The plans for the coronation, which is due to happen within a year of Charles's accession as the King of the United Kingdom, are being discussed as part of Operation Golden Orb. A source revealed that the ceremony will be "shorter, sooner, smaller, less expensive and more representative of different community groups and faiths."

The insider added that the coronation will have the same Anglican service and the same vows, but some aspects will be altered to "reflect modern day Britain." Far fewer protectorates are expected to be invited to the service, and the number of total guests would also be limited to 2,000.

In addition, fewer members of the British royal family will be in attendance as compared to Queen Elizabeth II's coronation.

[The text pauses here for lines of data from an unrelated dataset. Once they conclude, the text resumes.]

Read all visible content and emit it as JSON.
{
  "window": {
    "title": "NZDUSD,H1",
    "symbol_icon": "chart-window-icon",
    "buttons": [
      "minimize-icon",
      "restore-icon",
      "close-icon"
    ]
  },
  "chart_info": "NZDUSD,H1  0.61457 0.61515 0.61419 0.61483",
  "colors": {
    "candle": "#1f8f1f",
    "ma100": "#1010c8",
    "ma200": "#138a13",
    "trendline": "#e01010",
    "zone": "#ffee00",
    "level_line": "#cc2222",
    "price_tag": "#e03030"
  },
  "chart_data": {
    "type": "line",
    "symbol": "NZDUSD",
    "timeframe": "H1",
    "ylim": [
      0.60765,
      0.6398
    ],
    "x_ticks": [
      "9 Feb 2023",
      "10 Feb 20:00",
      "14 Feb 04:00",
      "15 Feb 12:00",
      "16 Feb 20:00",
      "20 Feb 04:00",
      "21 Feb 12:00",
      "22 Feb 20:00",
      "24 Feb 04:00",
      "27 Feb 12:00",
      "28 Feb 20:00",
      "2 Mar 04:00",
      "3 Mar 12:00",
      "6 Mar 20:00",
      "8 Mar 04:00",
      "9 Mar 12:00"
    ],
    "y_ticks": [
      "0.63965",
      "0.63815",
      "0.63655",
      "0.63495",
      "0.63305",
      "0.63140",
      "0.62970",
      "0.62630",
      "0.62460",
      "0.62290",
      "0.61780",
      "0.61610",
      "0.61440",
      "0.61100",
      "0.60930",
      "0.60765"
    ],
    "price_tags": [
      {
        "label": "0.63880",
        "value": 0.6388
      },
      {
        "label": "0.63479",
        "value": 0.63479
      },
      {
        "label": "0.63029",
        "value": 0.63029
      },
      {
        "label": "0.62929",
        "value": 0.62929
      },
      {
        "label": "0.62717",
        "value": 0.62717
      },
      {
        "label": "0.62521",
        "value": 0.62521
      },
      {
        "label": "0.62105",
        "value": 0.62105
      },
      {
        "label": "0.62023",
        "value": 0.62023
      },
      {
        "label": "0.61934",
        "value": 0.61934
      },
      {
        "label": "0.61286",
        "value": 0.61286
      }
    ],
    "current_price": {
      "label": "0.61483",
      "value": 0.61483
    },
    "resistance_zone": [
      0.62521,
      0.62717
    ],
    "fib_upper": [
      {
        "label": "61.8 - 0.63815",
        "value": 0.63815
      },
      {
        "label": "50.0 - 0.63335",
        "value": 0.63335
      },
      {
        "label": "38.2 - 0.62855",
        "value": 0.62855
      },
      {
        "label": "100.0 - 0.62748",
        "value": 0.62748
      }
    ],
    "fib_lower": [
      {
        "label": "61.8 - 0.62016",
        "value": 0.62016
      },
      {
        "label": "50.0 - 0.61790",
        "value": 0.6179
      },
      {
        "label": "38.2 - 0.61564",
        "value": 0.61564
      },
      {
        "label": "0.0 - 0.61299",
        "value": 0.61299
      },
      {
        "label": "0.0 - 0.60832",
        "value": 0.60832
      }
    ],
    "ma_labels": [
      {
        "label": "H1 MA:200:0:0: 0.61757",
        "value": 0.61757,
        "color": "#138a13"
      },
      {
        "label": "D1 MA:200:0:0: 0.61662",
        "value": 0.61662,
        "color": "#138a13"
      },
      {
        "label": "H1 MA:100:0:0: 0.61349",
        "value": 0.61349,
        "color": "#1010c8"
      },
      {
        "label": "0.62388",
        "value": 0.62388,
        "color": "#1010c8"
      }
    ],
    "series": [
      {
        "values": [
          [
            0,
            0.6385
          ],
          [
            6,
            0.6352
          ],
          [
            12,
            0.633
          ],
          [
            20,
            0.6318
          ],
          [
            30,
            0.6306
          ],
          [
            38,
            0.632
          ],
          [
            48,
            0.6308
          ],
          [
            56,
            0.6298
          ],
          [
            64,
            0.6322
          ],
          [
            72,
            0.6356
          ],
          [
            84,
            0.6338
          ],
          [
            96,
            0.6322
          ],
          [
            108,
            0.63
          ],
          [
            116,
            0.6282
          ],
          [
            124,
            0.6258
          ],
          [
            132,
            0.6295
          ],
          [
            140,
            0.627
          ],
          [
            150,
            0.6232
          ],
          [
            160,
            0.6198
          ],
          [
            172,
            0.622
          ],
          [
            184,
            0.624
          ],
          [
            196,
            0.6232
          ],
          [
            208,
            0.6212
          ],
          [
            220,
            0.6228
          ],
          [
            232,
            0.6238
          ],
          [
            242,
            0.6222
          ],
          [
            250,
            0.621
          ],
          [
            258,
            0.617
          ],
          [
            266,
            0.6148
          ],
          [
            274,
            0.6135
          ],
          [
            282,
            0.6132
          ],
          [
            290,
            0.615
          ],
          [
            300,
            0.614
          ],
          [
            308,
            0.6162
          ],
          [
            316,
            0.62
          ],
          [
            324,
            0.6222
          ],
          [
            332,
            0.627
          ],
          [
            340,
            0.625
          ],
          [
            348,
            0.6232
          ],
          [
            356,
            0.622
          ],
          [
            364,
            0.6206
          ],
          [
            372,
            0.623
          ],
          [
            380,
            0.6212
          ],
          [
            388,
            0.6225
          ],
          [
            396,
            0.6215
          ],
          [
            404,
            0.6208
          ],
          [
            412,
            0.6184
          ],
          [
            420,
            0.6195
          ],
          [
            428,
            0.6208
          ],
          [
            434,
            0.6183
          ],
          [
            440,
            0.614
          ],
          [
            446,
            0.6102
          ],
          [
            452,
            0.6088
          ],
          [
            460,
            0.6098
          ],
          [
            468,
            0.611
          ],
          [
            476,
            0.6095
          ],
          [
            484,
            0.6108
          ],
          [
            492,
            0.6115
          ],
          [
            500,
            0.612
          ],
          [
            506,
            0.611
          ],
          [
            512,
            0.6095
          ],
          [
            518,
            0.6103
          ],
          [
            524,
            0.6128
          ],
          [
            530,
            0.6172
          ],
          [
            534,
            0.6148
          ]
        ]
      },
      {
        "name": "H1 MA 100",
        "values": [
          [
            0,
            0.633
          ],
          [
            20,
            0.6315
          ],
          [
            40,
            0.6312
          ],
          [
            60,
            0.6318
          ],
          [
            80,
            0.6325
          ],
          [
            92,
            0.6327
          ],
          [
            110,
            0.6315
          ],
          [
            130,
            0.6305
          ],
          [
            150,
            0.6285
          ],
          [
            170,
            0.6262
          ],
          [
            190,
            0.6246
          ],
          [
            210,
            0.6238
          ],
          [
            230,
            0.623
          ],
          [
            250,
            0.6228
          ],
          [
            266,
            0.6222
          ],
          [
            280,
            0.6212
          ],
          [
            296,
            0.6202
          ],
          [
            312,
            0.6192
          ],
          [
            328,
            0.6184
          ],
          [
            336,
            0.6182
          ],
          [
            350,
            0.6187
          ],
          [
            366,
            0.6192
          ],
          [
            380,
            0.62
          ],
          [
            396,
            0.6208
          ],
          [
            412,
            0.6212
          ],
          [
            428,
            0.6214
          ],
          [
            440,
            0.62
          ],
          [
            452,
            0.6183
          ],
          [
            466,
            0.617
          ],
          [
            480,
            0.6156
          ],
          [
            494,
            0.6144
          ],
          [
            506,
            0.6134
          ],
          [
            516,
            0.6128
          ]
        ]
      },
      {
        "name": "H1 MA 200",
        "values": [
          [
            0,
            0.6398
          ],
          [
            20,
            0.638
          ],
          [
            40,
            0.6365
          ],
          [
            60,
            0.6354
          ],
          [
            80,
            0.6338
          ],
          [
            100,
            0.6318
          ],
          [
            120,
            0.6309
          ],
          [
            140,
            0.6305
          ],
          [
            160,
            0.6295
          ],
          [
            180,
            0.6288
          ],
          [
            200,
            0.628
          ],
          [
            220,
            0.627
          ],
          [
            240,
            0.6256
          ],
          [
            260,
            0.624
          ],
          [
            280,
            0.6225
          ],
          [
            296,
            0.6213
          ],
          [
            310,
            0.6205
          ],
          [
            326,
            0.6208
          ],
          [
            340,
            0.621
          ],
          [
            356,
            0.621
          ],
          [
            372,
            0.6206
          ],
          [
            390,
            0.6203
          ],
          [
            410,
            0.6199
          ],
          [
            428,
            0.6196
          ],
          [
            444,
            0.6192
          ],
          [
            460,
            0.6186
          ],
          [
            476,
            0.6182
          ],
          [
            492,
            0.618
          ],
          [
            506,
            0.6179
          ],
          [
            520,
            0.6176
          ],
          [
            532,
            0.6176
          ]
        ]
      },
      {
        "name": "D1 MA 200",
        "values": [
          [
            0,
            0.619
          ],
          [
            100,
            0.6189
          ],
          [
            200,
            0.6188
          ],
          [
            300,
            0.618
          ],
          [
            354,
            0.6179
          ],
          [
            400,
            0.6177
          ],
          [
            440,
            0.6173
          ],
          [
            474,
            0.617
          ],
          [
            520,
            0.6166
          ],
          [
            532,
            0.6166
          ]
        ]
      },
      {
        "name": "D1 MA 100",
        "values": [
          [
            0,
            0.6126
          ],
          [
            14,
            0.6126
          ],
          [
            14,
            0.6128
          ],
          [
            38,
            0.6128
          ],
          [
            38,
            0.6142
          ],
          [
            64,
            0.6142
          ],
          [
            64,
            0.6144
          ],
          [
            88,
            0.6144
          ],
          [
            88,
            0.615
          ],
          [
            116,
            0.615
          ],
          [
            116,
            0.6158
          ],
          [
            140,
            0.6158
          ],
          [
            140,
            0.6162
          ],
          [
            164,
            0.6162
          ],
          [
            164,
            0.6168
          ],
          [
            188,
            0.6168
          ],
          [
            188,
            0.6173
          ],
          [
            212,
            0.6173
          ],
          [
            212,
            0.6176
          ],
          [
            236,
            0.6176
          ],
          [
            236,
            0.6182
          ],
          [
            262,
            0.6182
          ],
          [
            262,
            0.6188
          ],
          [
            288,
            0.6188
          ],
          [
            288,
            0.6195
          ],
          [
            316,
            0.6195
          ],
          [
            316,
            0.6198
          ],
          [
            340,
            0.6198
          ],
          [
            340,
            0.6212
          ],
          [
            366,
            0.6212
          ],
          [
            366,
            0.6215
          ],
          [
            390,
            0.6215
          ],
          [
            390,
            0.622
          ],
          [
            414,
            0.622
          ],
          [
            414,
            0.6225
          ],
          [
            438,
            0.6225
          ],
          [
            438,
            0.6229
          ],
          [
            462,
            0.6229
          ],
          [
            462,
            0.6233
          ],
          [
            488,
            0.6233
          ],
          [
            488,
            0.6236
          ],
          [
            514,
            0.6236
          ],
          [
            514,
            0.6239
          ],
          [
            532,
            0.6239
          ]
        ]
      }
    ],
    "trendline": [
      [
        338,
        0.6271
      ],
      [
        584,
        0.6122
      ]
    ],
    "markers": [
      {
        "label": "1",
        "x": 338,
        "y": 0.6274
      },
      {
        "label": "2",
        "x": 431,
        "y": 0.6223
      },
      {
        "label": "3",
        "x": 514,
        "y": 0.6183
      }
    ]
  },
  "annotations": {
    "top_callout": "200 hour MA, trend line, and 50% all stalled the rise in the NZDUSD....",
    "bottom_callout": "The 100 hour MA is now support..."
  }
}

The first display of Prince Charles's plans of a slimmed-down monarchy will be seen on the day, as only a few members of the family will be joining him and Camilla for the balcony appearance at Buckingham Palace afterwards.

While the balcony is always packed and crowded with senior as well as extended family members during the Queen's appearances, Charles is expected to only invite his son and heir Prince William along with his wife Kate Middleton and their children Prince George, Princess Charlotte, and Prince Louis. Charles's younger son Prince Harry and his wife Meghan Markle, who quit their royal duties in 2020, are expected to miss the balcony appearance.

Camilla will be the first Queen Consort to be crowned after her grandmother-in-law, Queen Elizabeth, the Queen Mother, who was crowned alongside King George VI in 1937.

Prince Charles, Camilla Parker Bowles and Meghan
Prince Charles, Camilla Parker Bowles and Meghan Markle. Getty Images/Chris Jackson